Yet, despite the huge difference in price, more than three quarters of motorists (77% of 2,000 surveyed) admitted they had no idea how much they paid for an hour of labour at their local garage.  

Duncan McClure Fisher, Motoreasy founder, said: “Today’s drivers don’t have the time or, in many cases, the knowledge to make absolutely sure they are getting the best price from garages.  

“It’s not made any easier by the fact that the cost of labour differs so vastly across the UK. Even so, anyone spending money should at least understand how much they are paying and for what.”  

The National Franchised Dealers Association (NFDA), which represents franchised car and commercial vehicle dealers, claimed in response that the hourly price of a service was not the true way of measuring value.  

Sue Robinson, NFDA director, said: “The franchised dealer network has highly trained skilled engineers who place safety and the quality of service above the hourly cost. The hourly rate, measured in the Motoreasy survey does not equate to final bill and is not reflective of the final cost of service.  

“An unqualified engineer, charging an hourly rate, may take longer to service a vehicle as a result of not having access to the manufacturer, the specialist equipment and the added free of charge services such as software updates.”  

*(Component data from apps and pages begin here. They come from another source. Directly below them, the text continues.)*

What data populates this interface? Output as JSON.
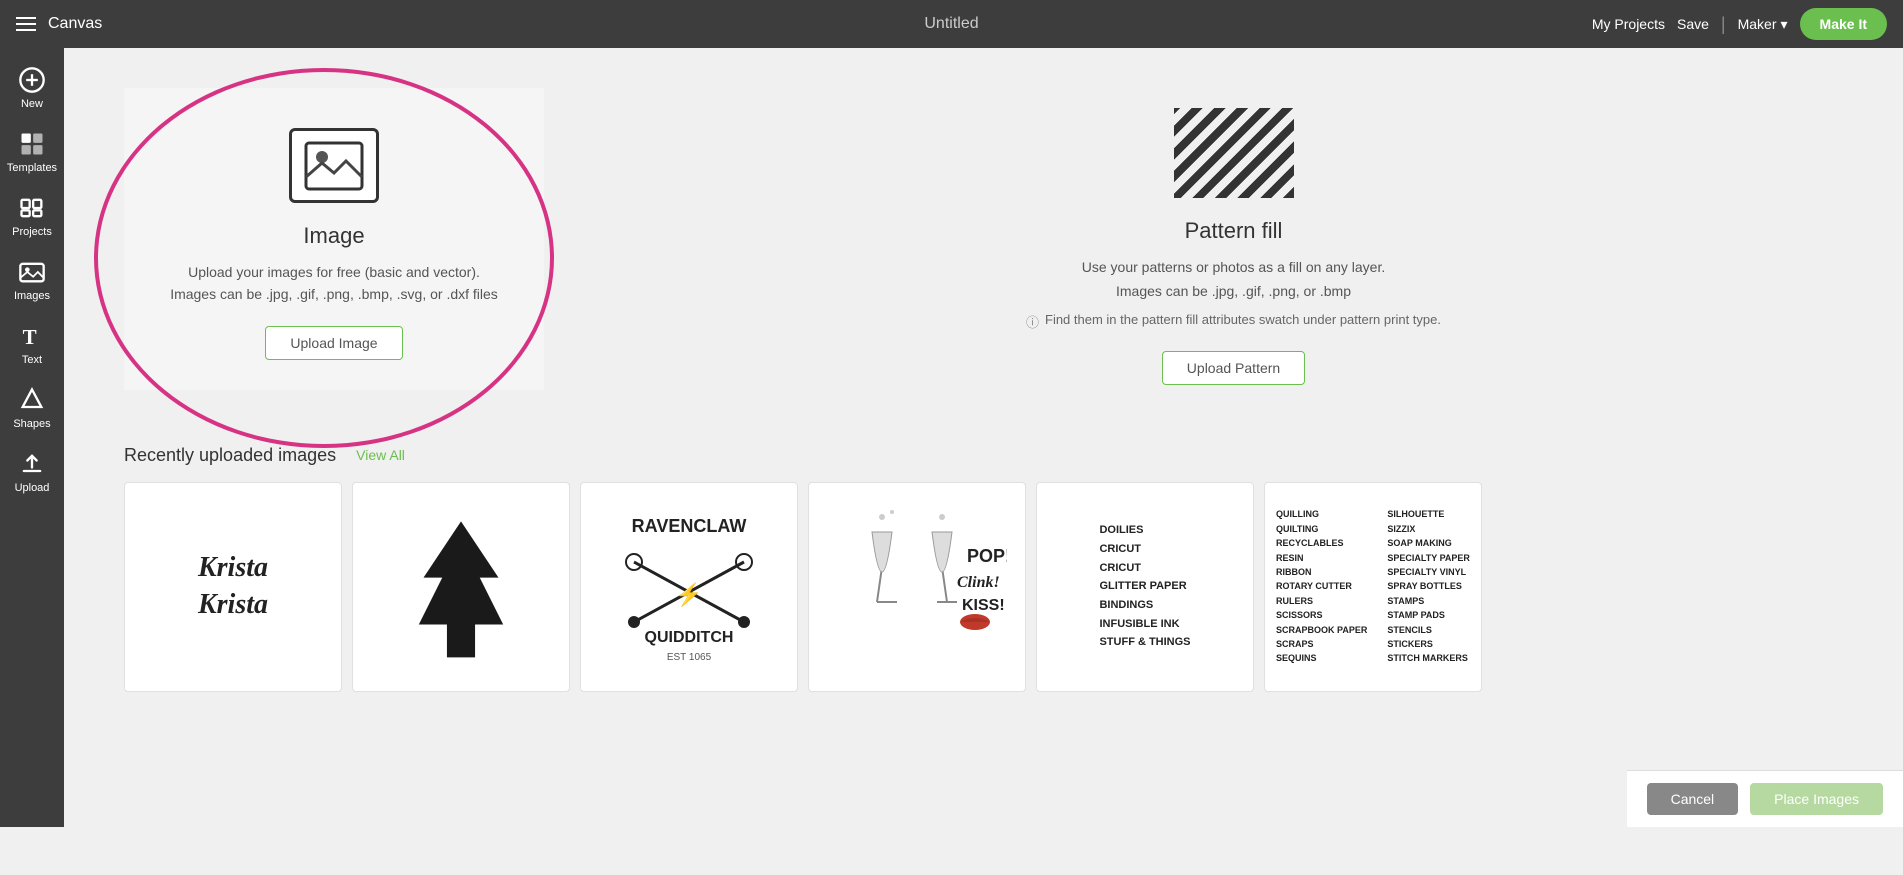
{
  "header": {
    "hamburger_label": "Menu",
    "title": "Canvas",
    "page_title": "Untitled",
    "my_projects": "My Projects",
    "save": "Save",
    "maker": "Maker",
    "make_it": "Make It"
  },
  "sidebar": {
    "items": [
      {
        "label": "New",
        "icon": "plus-circle-icon"
      },
      {
        "label": "Templates",
        "icon": "templates-icon"
      },
      {
        "label": "Projects",
        "icon": "projects-icon"
      },
      {
        "label": "Images",
        "icon": "images-icon"
      },
      {
        "label": "Text",
        "icon": "text-icon"
      },
      {
        "label": "Shapes",
        "icon": "shapes-icon"
      },
      {
        "label": "Upload",
        "icon": "upload-icon"
      }
    ]
  },
  "image_section": {
    "title": "Image",
    "desc_line1": "Upload your images for free (basic and vector).",
    "desc_line2": "Images can be .jpg, .gif, .png, .bmp, .svg, or .dxf files",
    "upload_btn": "Upload Image"
  },
  "pattern_section": {
    "title": "Pattern fill",
    "desc_line1": "Use your patterns or photos as a fill on any layer.",
    "desc_line2": "Images can be .jpg, .gif, .png, or .bmp",
    "info_text": "Find them in the pattern fill attributes swatch under pattern print type.",
    "upload_btn": "Upload Pattern"
  },
  "recently": {
    "title": "Recently uploaded images",
    "view_all": "View All"
  },
  "bottom_bar": {
    "cancel": "Cancel",
    "place": "Place Images"
  }
}
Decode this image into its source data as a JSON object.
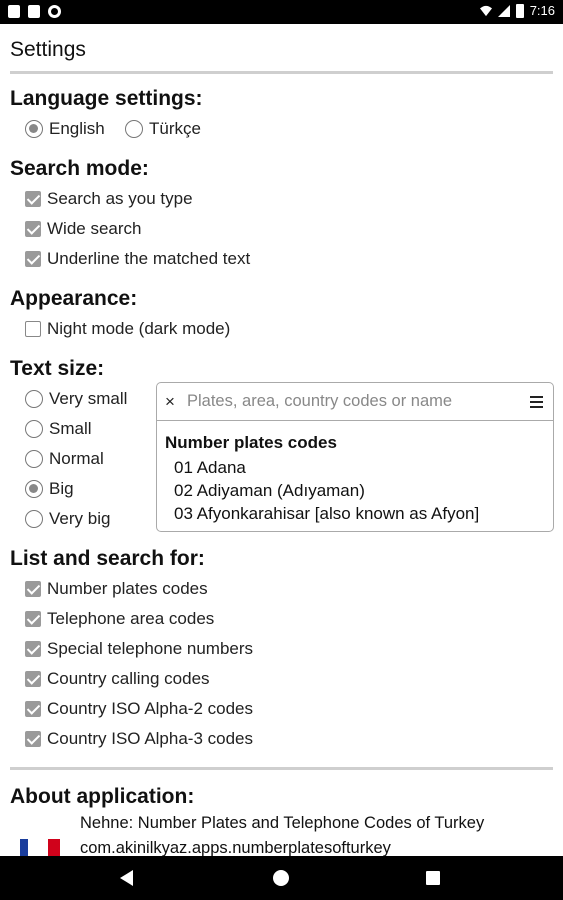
{
  "status_bar": {
    "time": "7:16",
    "left_icons": [
      "notification-a-icon",
      "sd-card-icon",
      "sync-circle-icon"
    ],
    "right_icons": [
      "wifi-icon",
      "signal-icon",
      "battery-icon"
    ]
  },
  "page": {
    "title": "Settings"
  },
  "language": {
    "title": "Language settings:",
    "options": [
      {
        "label": "English",
        "selected": true
      },
      {
        "label": "Türkçe",
        "selected": false
      }
    ]
  },
  "search_mode": {
    "title": "Search mode:",
    "options": [
      {
        "label": "Search as you type",
        "checked": true
      },
      {
        "label": "Wide search",
        "checked": true
      },
      {
        "label": "Underline the matched text",
        "checked": true
      }
    ]
  },
  "appearance": {
    "title": "Appearance:",
    "options": [
      {
        "label": "Night mode (dark mode)",
        "checked": false
      }
    ]
  },
  "text_size": {
    "title": "Text size:",
    "options": [
      {
        "label": "Very small",
        "selected": false
      },
      {
        "label": "Small",
        "selected": false
      },
      {
        "label": "Normal",
        "selected": false
      },
      {
        "label": "Big",
        "selected": true
      },
      {
        "label": "Very big",
        "selected": false
      }
    ]
  },
  "preview": {
    "close_symbol": "×",
    "search_placeholder": "Plates, area, country codes or name",
    "heading": "Number plates codes",
    "items": [
      "01 Adana",
      "02 Adiyaman (Adıyaman)",
      "03 Afyonkarahisar [also known as Afyon]"
    ]
  },
  "list_search": {
    "title": "List and search for:",
    "options": [
      {
        "label": "Number plates codes",
        "checked": true
      },
      {
        "label": "Telephone area codes",
        "checked": true
      },
      {
        "label": "Special telephone numbers",
        "checked": true
      },
      {
        "label": "Country calling codes",
        "checked": true
      },
      {
        "label": "Country ISO Alpha-2 codes",
        "checked": true
      },
      {
        "label": "Country ISO Alpha-3 codes",
        "checked": true
      }
    ]
  },
  "about": {
    "title": "About application:",
    "app_name": "Nehne: Number Plates and Telephone Codes of Turkey",
    "package": "com.akinilkyaz.apps.numberplatesofturkey"
  },
  "colors": {
    "checked": "#9a9a9a",
    "bars": "#000000",
    "flag_blue": "#1a3d9c",
    "flag_red": "#d0021b"
  }
}
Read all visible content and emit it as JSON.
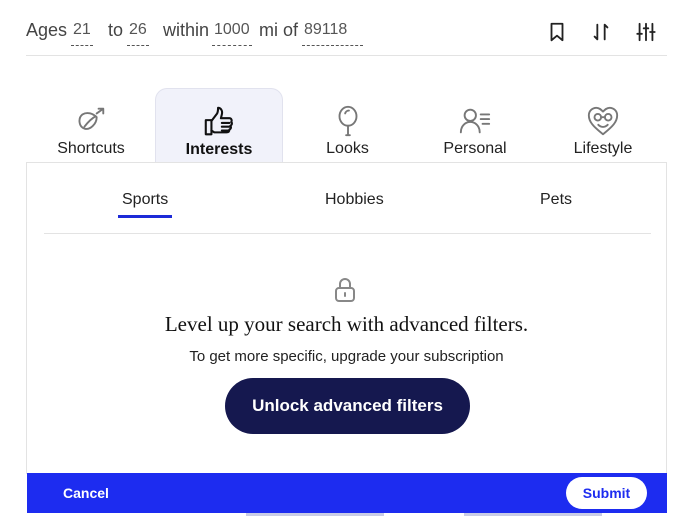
{
  "search": {
    "ages_label": "Ages",
    "age_min": "21",
    "to_label": "to",
    "age_max": "26",
    "within_label": "within",
    "distance": "1000",
    "mi_of_label": "mi of",
    "zip": "89118"
  },
  "toolbar": {
    "icons": [
      "bookmark-icon",
      "sort-icon",
      "filter-sliders-icon"
    ]
  },
  "tabs": [
    {
      "label": "Shortcuts",
      "icon": "shortcuts-icon",
      "active": false
    },
    {
      "label": "Interests",
      "icon": "thumbs-up-icon",
      "active": true
    },
    {
      "label": "Looks",
      "icon": "looks-icon",
      "active": false
    },
    {
      "label": "Personal",
      "icon": "personal-icon",
      "active": false
    },
    {
      "label": "Lifestyle",
      "icon": "lifestyle-icon",
      "active": false
    }
  ],
  "subtabs": [
    {
      "label": "Sports",
      "active": true
    },
    {
      "label": "Hobbies",
      "active": false
    },
    {
      "label": "Pets",
      "active": false
    }
  ],
  "upsell": {
    "icon": "lock-icon",
    "title": "Level up your search with advanced filters.",
    "subtitle": "To get more specific, upgrade your subscription",
    "button": "Unlock advanced filters"
  },
  "footer": {
    "cancel": "Cancel",
    "submit": "Submit"
  },
  "colors": {
    "accent_blue": "#1d2cf0",
    "navy_button": "#15184f",
    "active_tab_bg": "#f1f2fa"
  }
}
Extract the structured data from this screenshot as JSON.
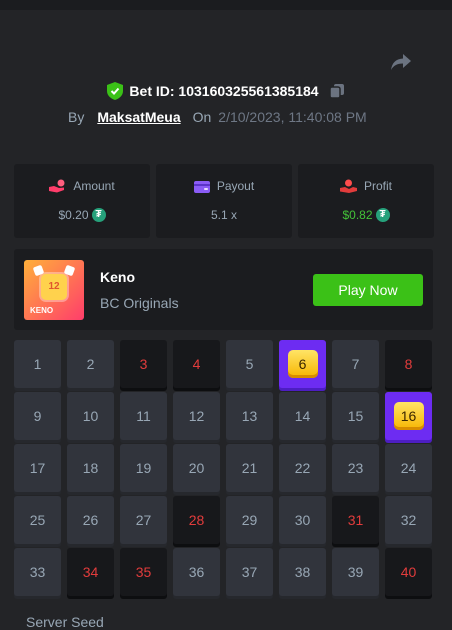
{
  "bet": {
    "id_label": "Bet ID: 103160325561385184",
    "by_label": "By",
    "user": "MaksatMeua",
    "on_label": "On",
    "date": "2/10/2023, 11:40:08 PM"
  },
  "stats": [
    {
      "label": "Amount",
      "value": "$0.20",
      "icon": "hand-coin-icon",
      "coin": "₮"
    },
    {
      "label": "Payout",
      "value": "5.1 x",
      "icon": "wallet-icon"
    },
    {
      "label": "Profit",
      "value": "$0.82",
      "icon": "profit-hand-icon",
      "coin": "₮"
    }
  ],
  "game": {
    "thumb_number": "12",
    "thumb_title": "KENO",
    "name": "Keno",
    "provider": "BC Originals",
    "play_label": "Play Now"
  },
  "grid": {
    "numbers": [
      "1",
      "2",
      "3",
      "4",
      "5",
      "6",
      "7",
      "8",
      "9",
      "10",
      "11",
      "12",
      "13",
      "14",
      "15",
      "16",
      "17",
      "18",
      "19",
      "20",
      "21",
      "22",
      "23",
      "24",
      "25",
      "26",
      "27",
      "28",
      "29",
      "30",
      "31",
      "32",
      "33",
      "34",
      "35",
      "36",
      "37",
      "38",
      "39",
      "40"
    ],
    "picked_miss": [
      3,
      4,
      8,
      28,
      31,
      34,
      35,
      40
    ],
    "picked_hit": [
      6,
      16
    ]
  },
  "footer": {
    "server_seed_label": "Server Seed"
  },
  "colors": {
    "accent_green": "#3bc117",
    "hit_purple": "#6d2cf2",
    "miss_red": "#e23c3c"
  }
}
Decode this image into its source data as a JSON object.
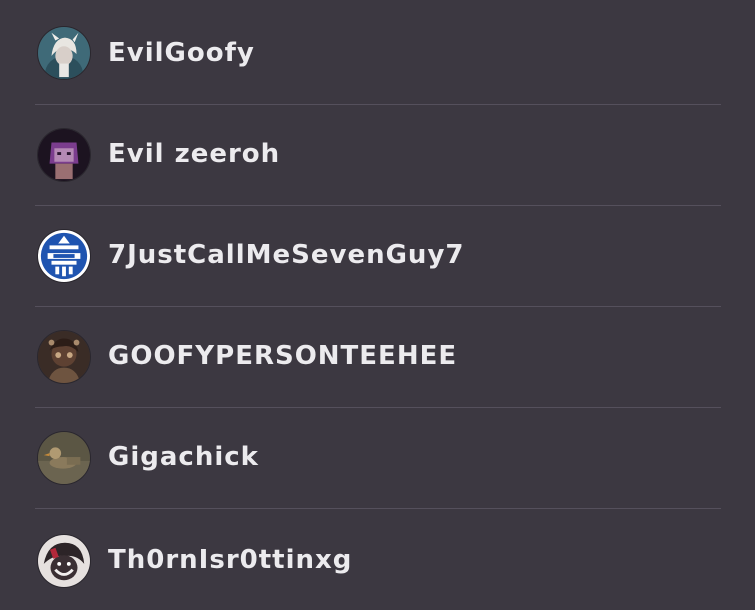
{
  "users": [
    {
      "name": "EvilGoofy",
      "avatar_icon": "white-haired-character-avatar-icon",
      "avatar_color": "#3f6a78"
    },
    {
      "name": "Evil zeeroh",
      "avatar_icon": "purple-character-avatar-icon",
      "avatar_color": "#1c1320"
    },
    {
      "name": "7JustCallMeSevenGuy7",
      "avatar_icon": "blue-emblem-avatar-icon",
      "avatar_color": "#1f54b0"
    },
    {
      "name": "GOOFYPERSONTEEHEE",
      "avatar_icon": "brown-character-avatar-icon",
      "avatar_color": "#3a2c26"
    },
    {
      "name": "Gigachick",
      "avatar_icon": "blurry-bird-avatar-icon",
      "avatar_color": "#5b5644"
    },
    {
      "name": "Th0rnIsr0ttinxg",
      "avatar_icon": "dark-character-avatar-icon",
      "avatar_color": "#3a2f33"
    }
  ]
}
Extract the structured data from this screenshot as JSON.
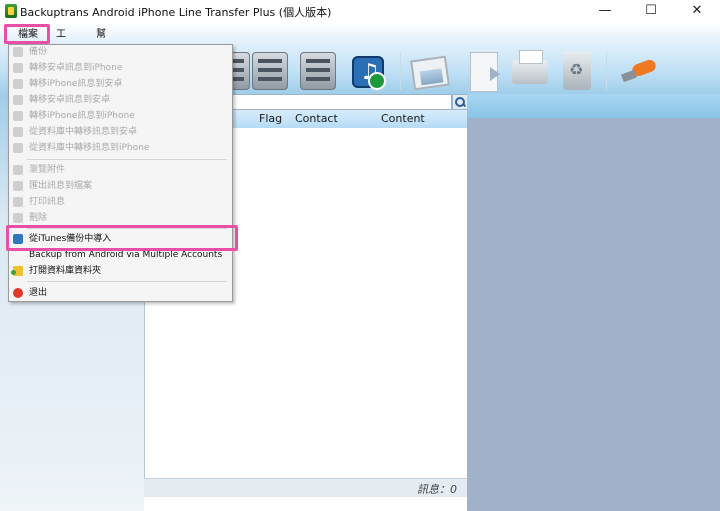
{
  "window": {
    "title": "Backuptrans Android iPhone Line Transfer Plus (個人版本)",
    "minimize_glyph": "—",
    "maximize_glyph": "☐",
    "close_glyph": "✕"
  },
  "menubar": {
    "file_label": "檔案",
    "tools_label": "工具",
    "help_label": "幫助"
  },
  "toolbar": {
    "icons": [
      "server-icon",
      "server-icon",
      "server-icon",
      "itunes-import-icon",
      "photo-icon",
      "export-doc-icon",
      "printer-icon",
      "recycle-bin-icon",
      "key-icon"
    ]
  },
  "table": {
    "columns": [
      "Flag",
      "Contact",
      "Content"
    ]
  },
  "status": {
    "text": "訊息：0"
  },
  "file_menu": {
    "items": [
      {
        "label": "備份",
        "enabled": false,
        "icon": "backup-icon"
      },
      {
        "label": "轉移安卓訊息到iPhone",
        "enabled": false,
        "icon": "phone-transfer-icon"
      },
      {
        "label": "轉移iPhone訊息到安卓",
        "enabled": false,
        "icon": "phone-transfer-icon"
      },
      {
        "label": "轉移安卓訊息到安卓",
        "enabled": false,
        "icon": "phone-transfer-icon"
      },
      {
        "label": "轉移iPhone訊息到iPhone",
        "enabled": false,
        "icon": "phone-transfer-icon"
      },
      {
        "label": "從資料庫中轉移訊息到安卓",
        "enabled": false,
        "icon": "database-transfer-icon"
      },
      {
        "label": "從資料庫中轉移訊息到iPhone",
        "enabled": false,
        "icon": "database-transfer-icon"
      },
      {
        "label": "瀏覽附件",
        "enabled": false,
        "icon": "attachment-icon"
      },
      {
        "label": "匯出訊息到檔案",
        "enabled": false,
        "icon": "export-icon"
      },
      {
        "label": "打印訊息",
        "enabled": false,
        "icon": "print-icon"
      },
      {
        "label": "刪除",
        "enabled": false,
        "icon": "delete-icon"
      },
      {
        "label": "從iTunes備份中導入",
        "enabled": true,
        "icon": "itunes-icon"
      },
      {
        "label": "Backup from Android via Multiple Accounts",
        "enabled": true,
        "icon": ""
      },
      {
        "label": "打開資料庫資料夾",
        "enabled": true,
        "icon": "folder-icon"
      },
      {
        "label": "退出",
        "enabled": true,
        "icon": "exit-icon"
      }
    ]
  },
  "colors": {
    "highlight": "#ea4fa8",
    "right_pane": "#a1b1c9",
    "toolbar_gradient_end": "#9fcde9"
  }
}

In the recent spring 2017 NFDA Consumer Attitude Survey it was revealed that the average final service price difference between franchised dealers, independent garages and non-franchised national chains was only £20 difference. In addition 67% of consumers thought franchised dealers represented good value for money.